If the generation side of the point-of-common-coupling (PCC) is essentially an islanded setup consisting of a few specific generators, then the amount of harmonics resulting from the generation "source" can be readily identified in a mathematical fashion from the relative impedance on the generation side of the PCC compared to the combined impedance on the load side of the PCC. (The source of such harmonics is related to both the rotor geometry and the stator winding geometry of the rotating supply, as well as any power electronics or other switched supplies that are on the "provision" side of the equation.)

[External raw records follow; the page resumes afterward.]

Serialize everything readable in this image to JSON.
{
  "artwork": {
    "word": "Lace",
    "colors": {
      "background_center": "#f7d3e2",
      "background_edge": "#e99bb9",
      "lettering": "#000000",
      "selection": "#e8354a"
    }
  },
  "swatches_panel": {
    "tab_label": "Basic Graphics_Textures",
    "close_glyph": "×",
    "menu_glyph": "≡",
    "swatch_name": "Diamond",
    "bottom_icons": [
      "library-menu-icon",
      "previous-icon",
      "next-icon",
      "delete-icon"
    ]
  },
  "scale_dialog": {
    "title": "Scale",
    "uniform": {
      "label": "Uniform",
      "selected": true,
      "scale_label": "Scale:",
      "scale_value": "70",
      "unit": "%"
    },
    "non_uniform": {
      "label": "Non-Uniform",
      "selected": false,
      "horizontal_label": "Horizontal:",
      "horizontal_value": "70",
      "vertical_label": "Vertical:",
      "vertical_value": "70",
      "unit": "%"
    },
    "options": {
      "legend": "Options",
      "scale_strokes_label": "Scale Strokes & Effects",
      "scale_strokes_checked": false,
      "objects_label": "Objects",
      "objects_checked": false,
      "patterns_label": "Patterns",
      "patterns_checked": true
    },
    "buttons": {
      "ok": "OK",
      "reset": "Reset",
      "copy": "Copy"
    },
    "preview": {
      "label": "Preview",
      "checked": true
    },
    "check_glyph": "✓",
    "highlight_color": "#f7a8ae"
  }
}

If the generation side of the PCC is comprised of a large number of generation facilities and/or a complicated network of power supplies (such as a utility), the ability to mathematically arrive at a value is much harder, verging on the impossible because of the sheer number of variables involved.
To physically determine the "source" component of the harmonics (i.e. the facility side of a main power transformer), the ENTIRE facility load must be removed and the harmonic content measured. From a practical perspective, this is not a realistic alternative except in the absolute worst case.
You CAN shut down portions of the load and verify how the harmonic content is affected. Care must be taken to limit the effect of changing load impedances and other loading conditions as a result of the test, so that some form of "superposition" can be used to sum up all the minor culprits into one lump sum. Alternatively, precise measurements can be taken throughout the facility distribution system to determine the "harmonic signature" at all relevant points. Then, armed with a bigger picture of the harmonic distribution, it is possible to work backwards to the PCC and determine if what is measured at that point is the sum of the "load" side ... or if there's another as-yet-to-be-determined "source" for specific harmonics in the observed signature. By process of elimination - if there's still more than can be accounted for from a load side perspective, then it has to be coming from the utility. However, if you want to suggest that the utility is the issue, you'll need to have a virtually iron-clad set of data and calculations to back up your conclusions.